That's nothing: Thursday they called him "a nutcase." The French are nothing if not direct. 

Friday, August 21, 2015

A note to my fans in Europe and Asia

To those of you in France and other counties who've not been able to reach my website,, I'm happy to say that the problem has been fixed. If you haven't visited, you'll find information on all my books, links to my New York Times and LA Times op-eds, reviews and interviews, as well as behind-the-scenes features, such as photographs of the other-wordly Abbaye St-Wandrille in Normandy, where as described in 52 Loaves, this American non-believer taught French monks to bake French bread (strange but true!) and jousted with God (stranger but true!).

Plus, for fans of The $64 Tomato, photos of my garden, recipes, and more.

Et maintenant, il marche de la France, aussi!

Friday, August 14, 2015

French to Trump English After All!

Vive la langue française ! Just when everyone thought French was going to be overshadowed by English (and possibly Chinese), crunching the numbers reveals that French may the world's most commonly spoken language by 2050, or the as French news site France 24 puts it, "the language of Molière will eclipse the language of Shakespeare."

How is this possible? you ask. Well, thanks to its history as a colonial power, French is still widely spoken in some of the fastest-growing counties in Africa:  Mali in the north, and Guinea, Chad and Democratic Republic of Congo in the sub-Saharan region, not counting North African countries such as Morocco, Tunisia, and Algeria.

The $64 Tomato -- I mean, question, is, does having the numbers mean having the influence? Je crois que non, because, to be quite honest, the language that children are speaking in a village in Chad doesn't much affect what they call "wi-fi" in France (it' "wi-fi," but adoringly pronounced "wee-fee."

So, the French may take some solace in their numbers, but they can only wistfully imagine a French-speaking world - which we'd in fact have had today if the French hadn't lost (yet another) war to the British -- this one in, yes, the New World, back in the 1700s.

Damn you, King George!

More fun and facts about French in my NY Times bestselling book, Flirting with French.

(And admit it, you read this piece because you thought I was writing about Donald Trump again!)

Monday, August 10, 2015

Is Trump more sexist than the French language?

Pity the Donald (or don't...), whose remarks about women are gaining him regular tongue-lashings by even the conservative press (and also...hmmm...headlines), but imagine the reception he'd get if he started referring to his wife as "my woman." As in, "Ask my woman Melania if I'm a sexist pig." Well, that is precisely how Frenchmen refer to their wives, because the French do not have a dedicated word for "wife": Femme means both "woman" and "wife."

Note that there is a dedicated word for husband -- mari.  But there is none for "wife." Same is true of son and daughter, by the way. Were he French (hello, France, he's yours if you want him!) Donald would use the same word for Ivanca Trump as he'd use for the girl who polishes his shoes six times a day: fille.

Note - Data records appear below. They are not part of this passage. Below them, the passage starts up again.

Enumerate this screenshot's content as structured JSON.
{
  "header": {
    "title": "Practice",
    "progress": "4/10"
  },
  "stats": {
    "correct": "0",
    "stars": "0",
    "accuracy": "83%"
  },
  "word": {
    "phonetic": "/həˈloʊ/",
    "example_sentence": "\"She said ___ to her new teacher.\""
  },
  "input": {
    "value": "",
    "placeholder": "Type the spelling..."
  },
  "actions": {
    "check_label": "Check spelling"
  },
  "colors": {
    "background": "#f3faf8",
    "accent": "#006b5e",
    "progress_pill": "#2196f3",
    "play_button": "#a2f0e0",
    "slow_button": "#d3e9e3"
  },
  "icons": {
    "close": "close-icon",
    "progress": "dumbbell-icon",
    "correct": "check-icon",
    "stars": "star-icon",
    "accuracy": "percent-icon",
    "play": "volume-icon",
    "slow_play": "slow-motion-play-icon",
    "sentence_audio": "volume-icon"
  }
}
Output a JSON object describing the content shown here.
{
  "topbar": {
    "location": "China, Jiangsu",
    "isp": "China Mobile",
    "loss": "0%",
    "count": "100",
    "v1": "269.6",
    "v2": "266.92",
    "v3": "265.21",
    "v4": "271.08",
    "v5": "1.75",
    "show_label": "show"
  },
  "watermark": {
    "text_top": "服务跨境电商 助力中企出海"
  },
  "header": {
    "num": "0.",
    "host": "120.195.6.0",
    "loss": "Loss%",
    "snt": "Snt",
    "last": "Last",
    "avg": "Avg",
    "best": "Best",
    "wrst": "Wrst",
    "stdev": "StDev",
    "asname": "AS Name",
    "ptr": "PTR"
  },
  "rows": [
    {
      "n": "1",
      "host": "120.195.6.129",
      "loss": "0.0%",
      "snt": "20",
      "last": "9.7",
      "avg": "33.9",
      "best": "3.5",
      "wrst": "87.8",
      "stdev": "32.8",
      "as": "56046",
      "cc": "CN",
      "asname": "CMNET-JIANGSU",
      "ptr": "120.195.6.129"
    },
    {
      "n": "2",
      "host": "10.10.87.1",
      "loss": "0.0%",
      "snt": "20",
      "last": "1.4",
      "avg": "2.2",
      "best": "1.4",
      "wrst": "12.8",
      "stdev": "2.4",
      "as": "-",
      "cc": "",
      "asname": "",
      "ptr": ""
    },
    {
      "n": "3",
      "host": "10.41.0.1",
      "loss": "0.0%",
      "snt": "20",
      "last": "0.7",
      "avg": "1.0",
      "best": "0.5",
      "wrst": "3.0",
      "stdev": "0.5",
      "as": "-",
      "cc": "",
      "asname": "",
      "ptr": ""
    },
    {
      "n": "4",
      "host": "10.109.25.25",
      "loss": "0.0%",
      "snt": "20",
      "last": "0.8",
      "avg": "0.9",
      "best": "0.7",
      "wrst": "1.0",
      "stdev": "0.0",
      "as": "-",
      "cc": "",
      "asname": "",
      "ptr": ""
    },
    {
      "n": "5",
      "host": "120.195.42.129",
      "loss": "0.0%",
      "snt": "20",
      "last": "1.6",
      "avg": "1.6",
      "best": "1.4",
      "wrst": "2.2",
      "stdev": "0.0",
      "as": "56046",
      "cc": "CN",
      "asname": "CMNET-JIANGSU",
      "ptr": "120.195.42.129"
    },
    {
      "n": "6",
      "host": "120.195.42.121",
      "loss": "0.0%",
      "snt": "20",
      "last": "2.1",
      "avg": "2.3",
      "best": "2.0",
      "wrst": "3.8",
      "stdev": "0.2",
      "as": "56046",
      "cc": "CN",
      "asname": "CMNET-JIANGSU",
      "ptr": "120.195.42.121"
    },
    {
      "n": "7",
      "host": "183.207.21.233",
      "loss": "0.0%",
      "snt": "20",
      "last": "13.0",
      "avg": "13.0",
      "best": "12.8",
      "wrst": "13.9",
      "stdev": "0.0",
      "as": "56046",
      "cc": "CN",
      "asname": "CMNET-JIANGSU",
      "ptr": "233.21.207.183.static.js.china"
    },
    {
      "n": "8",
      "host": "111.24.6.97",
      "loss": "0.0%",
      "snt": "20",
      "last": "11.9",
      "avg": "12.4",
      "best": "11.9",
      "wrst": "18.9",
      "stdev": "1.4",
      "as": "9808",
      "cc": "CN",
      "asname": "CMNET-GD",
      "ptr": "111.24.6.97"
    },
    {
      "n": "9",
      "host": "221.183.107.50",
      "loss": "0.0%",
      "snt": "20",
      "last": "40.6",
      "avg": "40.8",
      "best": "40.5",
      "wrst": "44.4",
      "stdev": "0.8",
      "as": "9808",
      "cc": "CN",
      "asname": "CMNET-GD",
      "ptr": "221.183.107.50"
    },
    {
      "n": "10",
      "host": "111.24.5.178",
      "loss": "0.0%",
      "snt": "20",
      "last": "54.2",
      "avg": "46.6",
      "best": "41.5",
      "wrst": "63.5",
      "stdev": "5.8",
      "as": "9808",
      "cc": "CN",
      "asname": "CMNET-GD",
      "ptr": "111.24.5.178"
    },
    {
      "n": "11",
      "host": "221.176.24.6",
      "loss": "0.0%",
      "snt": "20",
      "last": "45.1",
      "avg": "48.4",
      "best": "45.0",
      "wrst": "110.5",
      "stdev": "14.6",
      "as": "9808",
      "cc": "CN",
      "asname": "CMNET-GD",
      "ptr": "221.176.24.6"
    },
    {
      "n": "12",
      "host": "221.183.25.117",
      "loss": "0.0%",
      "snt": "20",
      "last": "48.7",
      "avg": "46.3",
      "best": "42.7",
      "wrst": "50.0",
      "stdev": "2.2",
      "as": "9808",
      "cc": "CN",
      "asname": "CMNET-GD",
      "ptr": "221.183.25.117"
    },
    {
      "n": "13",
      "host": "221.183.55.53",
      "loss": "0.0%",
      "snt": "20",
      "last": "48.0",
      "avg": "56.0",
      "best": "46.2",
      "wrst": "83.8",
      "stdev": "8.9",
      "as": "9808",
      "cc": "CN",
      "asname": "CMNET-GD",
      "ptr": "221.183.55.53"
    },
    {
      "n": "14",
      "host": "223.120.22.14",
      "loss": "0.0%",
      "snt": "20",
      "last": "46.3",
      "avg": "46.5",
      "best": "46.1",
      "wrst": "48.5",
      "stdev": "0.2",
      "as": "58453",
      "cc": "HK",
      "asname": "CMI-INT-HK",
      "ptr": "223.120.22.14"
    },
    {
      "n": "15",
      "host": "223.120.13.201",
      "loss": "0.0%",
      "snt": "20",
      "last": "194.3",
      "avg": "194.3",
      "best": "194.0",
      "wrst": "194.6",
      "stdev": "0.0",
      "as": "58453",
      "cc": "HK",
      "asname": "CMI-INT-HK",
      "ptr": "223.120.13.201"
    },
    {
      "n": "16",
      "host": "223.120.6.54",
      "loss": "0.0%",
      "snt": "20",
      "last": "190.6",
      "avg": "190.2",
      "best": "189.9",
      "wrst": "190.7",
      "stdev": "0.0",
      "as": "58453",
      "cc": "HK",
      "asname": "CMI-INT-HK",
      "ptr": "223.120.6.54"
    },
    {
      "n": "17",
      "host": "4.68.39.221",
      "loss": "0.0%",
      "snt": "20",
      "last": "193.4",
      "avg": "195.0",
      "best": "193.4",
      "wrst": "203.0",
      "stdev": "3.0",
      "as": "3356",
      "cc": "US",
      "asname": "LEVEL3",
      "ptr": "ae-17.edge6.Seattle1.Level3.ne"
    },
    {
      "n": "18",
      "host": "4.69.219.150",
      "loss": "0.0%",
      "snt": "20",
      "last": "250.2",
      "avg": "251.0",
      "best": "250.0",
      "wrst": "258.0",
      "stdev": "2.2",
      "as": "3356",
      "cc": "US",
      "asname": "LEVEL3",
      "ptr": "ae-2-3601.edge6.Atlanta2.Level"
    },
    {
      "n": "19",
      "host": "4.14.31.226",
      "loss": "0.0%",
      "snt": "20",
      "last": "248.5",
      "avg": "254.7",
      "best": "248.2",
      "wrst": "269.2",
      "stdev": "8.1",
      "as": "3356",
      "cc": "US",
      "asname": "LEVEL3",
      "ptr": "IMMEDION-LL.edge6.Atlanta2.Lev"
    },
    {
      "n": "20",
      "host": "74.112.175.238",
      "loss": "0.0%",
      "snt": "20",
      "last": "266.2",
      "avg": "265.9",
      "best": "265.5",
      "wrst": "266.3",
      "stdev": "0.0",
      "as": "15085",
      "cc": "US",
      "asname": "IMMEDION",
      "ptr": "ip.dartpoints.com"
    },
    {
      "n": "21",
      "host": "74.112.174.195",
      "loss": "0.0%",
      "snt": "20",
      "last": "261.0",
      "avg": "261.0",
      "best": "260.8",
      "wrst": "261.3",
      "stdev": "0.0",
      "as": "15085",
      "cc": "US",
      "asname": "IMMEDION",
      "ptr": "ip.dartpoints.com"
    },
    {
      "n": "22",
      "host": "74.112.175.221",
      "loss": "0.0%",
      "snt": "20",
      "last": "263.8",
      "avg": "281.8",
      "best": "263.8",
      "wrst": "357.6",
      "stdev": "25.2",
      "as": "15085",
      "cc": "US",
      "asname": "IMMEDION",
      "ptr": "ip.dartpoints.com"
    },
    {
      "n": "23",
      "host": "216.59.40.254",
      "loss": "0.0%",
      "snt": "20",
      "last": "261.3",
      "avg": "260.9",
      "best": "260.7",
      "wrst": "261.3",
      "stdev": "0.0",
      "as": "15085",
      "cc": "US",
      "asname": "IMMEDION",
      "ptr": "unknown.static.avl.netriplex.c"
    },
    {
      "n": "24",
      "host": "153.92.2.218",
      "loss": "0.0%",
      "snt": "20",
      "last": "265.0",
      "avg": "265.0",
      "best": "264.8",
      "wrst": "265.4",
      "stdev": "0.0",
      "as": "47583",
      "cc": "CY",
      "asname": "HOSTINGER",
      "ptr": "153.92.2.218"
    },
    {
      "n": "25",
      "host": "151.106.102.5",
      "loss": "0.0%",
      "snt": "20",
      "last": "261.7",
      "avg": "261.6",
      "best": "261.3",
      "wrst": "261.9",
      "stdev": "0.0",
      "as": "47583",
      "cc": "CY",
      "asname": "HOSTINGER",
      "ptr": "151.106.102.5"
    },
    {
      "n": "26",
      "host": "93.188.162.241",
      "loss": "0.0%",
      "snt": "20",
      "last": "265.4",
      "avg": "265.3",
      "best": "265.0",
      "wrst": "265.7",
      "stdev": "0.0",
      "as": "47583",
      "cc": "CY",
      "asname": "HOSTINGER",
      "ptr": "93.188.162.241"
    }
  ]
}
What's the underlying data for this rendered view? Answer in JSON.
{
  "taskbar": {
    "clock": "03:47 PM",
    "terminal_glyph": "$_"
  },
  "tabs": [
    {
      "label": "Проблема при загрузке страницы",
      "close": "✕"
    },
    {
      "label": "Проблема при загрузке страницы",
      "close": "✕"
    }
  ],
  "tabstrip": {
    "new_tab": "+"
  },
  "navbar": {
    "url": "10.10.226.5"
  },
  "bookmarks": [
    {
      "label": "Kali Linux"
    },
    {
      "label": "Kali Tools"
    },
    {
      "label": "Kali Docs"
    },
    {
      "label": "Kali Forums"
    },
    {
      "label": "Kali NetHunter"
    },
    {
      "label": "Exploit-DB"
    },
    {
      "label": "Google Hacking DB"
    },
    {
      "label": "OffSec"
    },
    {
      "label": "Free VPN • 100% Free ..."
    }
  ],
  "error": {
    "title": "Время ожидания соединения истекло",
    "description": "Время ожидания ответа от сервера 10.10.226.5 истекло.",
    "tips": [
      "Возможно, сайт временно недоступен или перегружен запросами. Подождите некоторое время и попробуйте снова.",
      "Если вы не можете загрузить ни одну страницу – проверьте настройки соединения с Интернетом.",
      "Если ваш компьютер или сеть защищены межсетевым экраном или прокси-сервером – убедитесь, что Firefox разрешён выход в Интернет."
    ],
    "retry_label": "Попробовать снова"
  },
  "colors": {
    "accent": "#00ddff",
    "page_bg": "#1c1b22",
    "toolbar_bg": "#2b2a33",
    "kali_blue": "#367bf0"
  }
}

In Flirting with French I relate a conversation I had with a Frenchwoman about this very topic -- and the most amazing part is that she had never realized it until I mentioned it!  

Vive la France ! Vive la différence !